21st Century Fox (FOXA  ) last week announced that the Walt Disney Company (DIS  ) is prepared to buy Sky News in order to help bolster Fox's bid to acquire British satellite broadcaster Sky plc. Disney's offer to purchase Sky News comes as 21st Century Fox attempts to address the concerns of regulators in the U.K., who provisionally rejected its proposed acquisition of Sky in January.

Disney's offer to purchase Sky News is a part of 21st Century Fox's efforts to make its proposed acquisition of Sky more palatable to British regulators by separating Sky News from the influence of Fox and the Murdoch Family Trust. The U.K.'s Competition and Markets Authority (CMA) had provisionally rejected the 21st Century Fox-Sky deal, on the grounds that the transaction would leave an excessive share of the nation's news outlets in the control of 21st Century Fox's founder and executive chairman Rupert Murdoch and the Murdoch family.
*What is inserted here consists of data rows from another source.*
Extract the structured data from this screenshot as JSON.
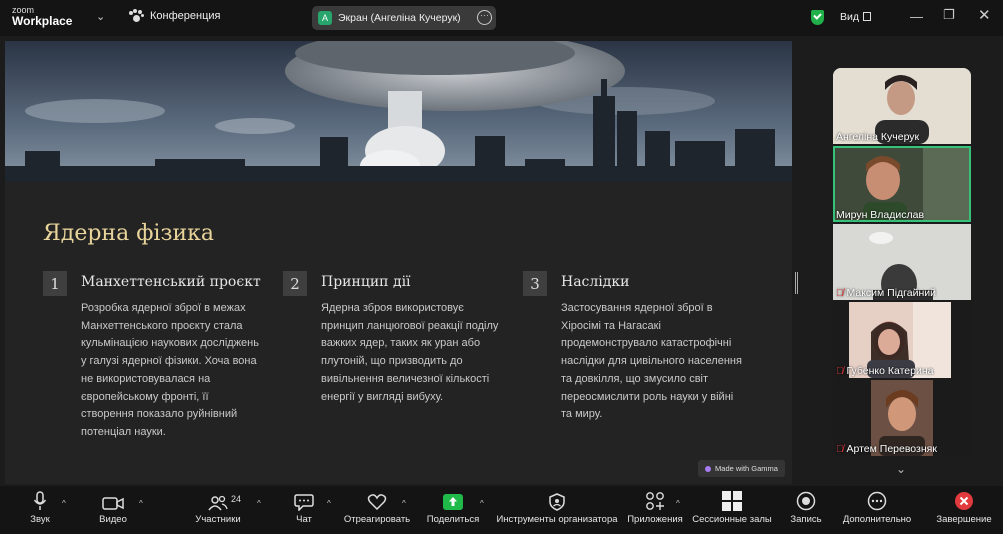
{
  "titlebar": {
    "logo_line1": "zoom",
    "logo_line2": "Workplace",
    "meeting_label": "Конференция",
    "screen_share_label": "Экран (Ангеліна Кучерук)",
    "screen_share_avatar": "A",
    "view_label": "Вид",
    "icons": [
      "chevron-down-icon",
      "paw-icon",
      "more-icon",
      "shield-check-icon",
      "grid-icon",
      "minimize-icon",
      "restore-icon",
      "close-icon"
    ]
  },
  "slide": {
    "title": "Ядерна фізика",
    "columns": [
      {
        "num": "1",
        "title": "Манхеттенський проєкт",
        "lines": [
          "Розробка ядерної зброї в межах",
          "Манхеттенського проєкту стала",
          "кульмінацією наукових досліджень",
          "у галузі ядерної фізики. Хоча вона",
          "не використовувалася на",
          "європейському фронті, її",
          "створення показало руйнівний",
          "потенціал науки."
        ]
      },
      {
        "num": "2",
        "title": "Принцип дії",
        "lines": [
          "Ядерна зброя використовує",
          "принцип ланцюгової реакції поділу",
          "важких ядер, таких як уран або",
          "плутоній, що призводить до",
          "вивільнення величезної кількості",
          "енергії у вигляді вибуху."
        ]
      },
      {
        "num": "3",
        "title": "Наслідки",
        "lines": [
          "Застосування ядерної зброї в",
          "Хіросімі та Нагасакі",
          "продемонструвало катастрофічні",
          "наслідки для цивільного населення",
          "та довкілля, що змусило світ",
          "переосмислити роль науки у війні",
          "та миру."
        ]
      }
    ],
    "gamma_badge": "Made with Gamma"
  },
  "participants": [
    {
      "name": "Ангеліна Кучерук",
      "muted": false,
      "active": false
    },
    {
      "name": "Мирун Владислав",
      "muted": false,
      "active": true
    },
    {
      "name": "Максим Підгайний",
      "muted": true,
      "active": false
    },
    {
      "name": "Губенко Катерина",
      "muted": true,
      "active": false
    },
    {
      "name": "Артем Перевозняк",
      "muted": true,
      "active": false
    }
  ],
  "toolbar": {
    "items": [
      {
        "label": "Звук",
        "icon": "microphone-icon"
      },
      {
        "label": "Видео",
        "icon": "video-camera-icon"
      },
      {
        "label": "Участники",
        "icon": "participants-icon",
        "count": "24"
      },
      {
        "label": "Чат",
        "icon": "chat-icon"
      },
      {
        "label": "Отреагировать",
        "icon": "heart-icon"
      },
      {
        "label": "Поделиться",
        "icon": "share-screen-icon"
      },
      {
        "label": "Инструменты организатора",
        "icon": "host-tools-icon"
      },
      {
        "label": "Приложения",
        "icon": "apps-icon"
      },
      {
        "label": "Сессионные залы",
        "icon": "breakout-rooms-icon"
      },
      {
        "label": "Запись",
        "icon": "record-icon"
      },
      {
        "label": "Дополнительно",
        "icon": "more-icon"
      },
      {
        "label": "Завершение",
        "icon": "end-icon"
      }
    ]
  },
  "colors": {
    "accent_green": "#37c27a",
    "share_green": "#1fba4a",
    "end_red": "#e0393e",
    "title_gold": "#e8d49a"
  }
}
Murdoch also controls News Corporation (NWSA  ), which owns the publisher of prominent British newspapers The Times, The Sunday Times, and The Sun.

Committed to adding the British broadcaster to his global media empire, Murdoch is now facing a challenger for Sky from major competitor Comcast (CMCSA  ). Comcast, which owns NBC and Universal Pictures, submitted a rival bid of $31 billion for the company late this February.

Disney has a substantial interest in the proposed 21st Century Fox-Sky deal. In December 2017, the company announced its plans to acquire 21st Century Fox, in a $52.4 billion deal projected to be finalized in the next year. Disney will take over 21st Century Fox's film and television studios, cable entertainment networks, and international TV businesses. The last category includes Fox's 39% stake in Sky, which Comcast is pursuing as part of its bid to acquire Sky. Disney's CEO Robert A. Iger has also expressed sharp interest in Sky, describing the British media giant as a "crown jewel."

Disney's new proposed purchase of Sky News will be conducted separately from its proposed acquisition of Fox.

A sell-off of Sky News is one of two options for "[safeguarding] the independence of Sky News" proposed by 21st Century Fox in a filing with the CMA, released last Tuesday. The company's other proposed remedy would see Sky News legally separated from the rest of Sky and led by an independent board. Under the "ring-fencing" proposal, Sky News would operate as a distinct, independent company within Sky plc, with funding guaranteed for 15 years.

In its response to Fox's proposed solutions, Sky backed the American media company, saying, "Sky believes that both of these remedy proposals comprehensively address any plurality concerns the CMA may have, and would guarantee the long-term future of Sky News and its ongoing editorial independence."

The CMA is set to present its final report to Britain's Secretary of State for Digital, Culture, Media, and Sport, Matt Hancock, by May 1, 2018. The Culture Secretary has promised to issue a decision on the transaction by June 14, 2018.